**Problem**
One line at a time, check the entries below for the word "this", and copy each line that has it.

**Data listing**
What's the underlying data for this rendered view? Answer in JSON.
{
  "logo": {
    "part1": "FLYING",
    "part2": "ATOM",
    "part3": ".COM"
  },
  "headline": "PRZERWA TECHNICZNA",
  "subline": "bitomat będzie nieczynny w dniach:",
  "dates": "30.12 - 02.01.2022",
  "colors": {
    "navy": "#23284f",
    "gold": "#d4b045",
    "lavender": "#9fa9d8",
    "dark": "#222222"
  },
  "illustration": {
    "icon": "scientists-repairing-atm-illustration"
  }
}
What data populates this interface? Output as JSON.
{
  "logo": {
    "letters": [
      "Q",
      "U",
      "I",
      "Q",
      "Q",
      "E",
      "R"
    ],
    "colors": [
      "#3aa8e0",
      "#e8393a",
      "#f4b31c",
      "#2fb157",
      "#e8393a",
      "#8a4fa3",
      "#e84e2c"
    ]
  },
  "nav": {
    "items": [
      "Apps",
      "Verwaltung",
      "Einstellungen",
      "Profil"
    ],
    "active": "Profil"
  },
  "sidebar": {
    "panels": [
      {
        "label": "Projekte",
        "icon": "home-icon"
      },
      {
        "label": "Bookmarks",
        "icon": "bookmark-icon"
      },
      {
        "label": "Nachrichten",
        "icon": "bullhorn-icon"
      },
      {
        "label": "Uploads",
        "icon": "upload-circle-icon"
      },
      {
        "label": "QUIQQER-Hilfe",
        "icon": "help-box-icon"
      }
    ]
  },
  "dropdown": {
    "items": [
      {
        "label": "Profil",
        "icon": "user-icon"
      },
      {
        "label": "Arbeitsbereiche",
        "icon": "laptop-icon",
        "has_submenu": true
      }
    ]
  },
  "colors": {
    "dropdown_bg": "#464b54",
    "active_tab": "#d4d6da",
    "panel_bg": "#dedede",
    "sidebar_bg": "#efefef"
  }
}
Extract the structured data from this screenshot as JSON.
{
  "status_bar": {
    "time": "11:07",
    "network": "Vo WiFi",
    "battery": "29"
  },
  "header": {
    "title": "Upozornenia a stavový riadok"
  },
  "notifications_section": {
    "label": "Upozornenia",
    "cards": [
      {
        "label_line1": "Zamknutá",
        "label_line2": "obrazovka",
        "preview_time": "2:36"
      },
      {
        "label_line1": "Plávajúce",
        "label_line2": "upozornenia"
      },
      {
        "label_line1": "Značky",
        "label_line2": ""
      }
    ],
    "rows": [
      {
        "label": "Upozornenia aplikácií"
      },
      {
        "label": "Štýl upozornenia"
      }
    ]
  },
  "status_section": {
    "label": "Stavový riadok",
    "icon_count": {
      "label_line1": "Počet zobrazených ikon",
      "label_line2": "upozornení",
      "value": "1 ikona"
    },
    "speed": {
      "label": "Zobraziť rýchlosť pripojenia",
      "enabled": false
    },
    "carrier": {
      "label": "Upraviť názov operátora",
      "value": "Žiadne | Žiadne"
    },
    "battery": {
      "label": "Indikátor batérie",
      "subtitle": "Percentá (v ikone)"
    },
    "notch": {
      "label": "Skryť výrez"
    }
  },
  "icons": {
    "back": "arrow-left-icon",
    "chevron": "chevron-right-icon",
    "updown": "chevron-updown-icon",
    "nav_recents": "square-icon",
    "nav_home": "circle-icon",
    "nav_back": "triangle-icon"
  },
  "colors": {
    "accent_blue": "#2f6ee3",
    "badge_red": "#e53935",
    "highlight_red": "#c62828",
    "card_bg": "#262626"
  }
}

**Task result**
What's the underlying data for this rendered view? Answer in JSON.
What data populates this interface? Output as JSON.
Extract the structured data from this screenshot as JSON.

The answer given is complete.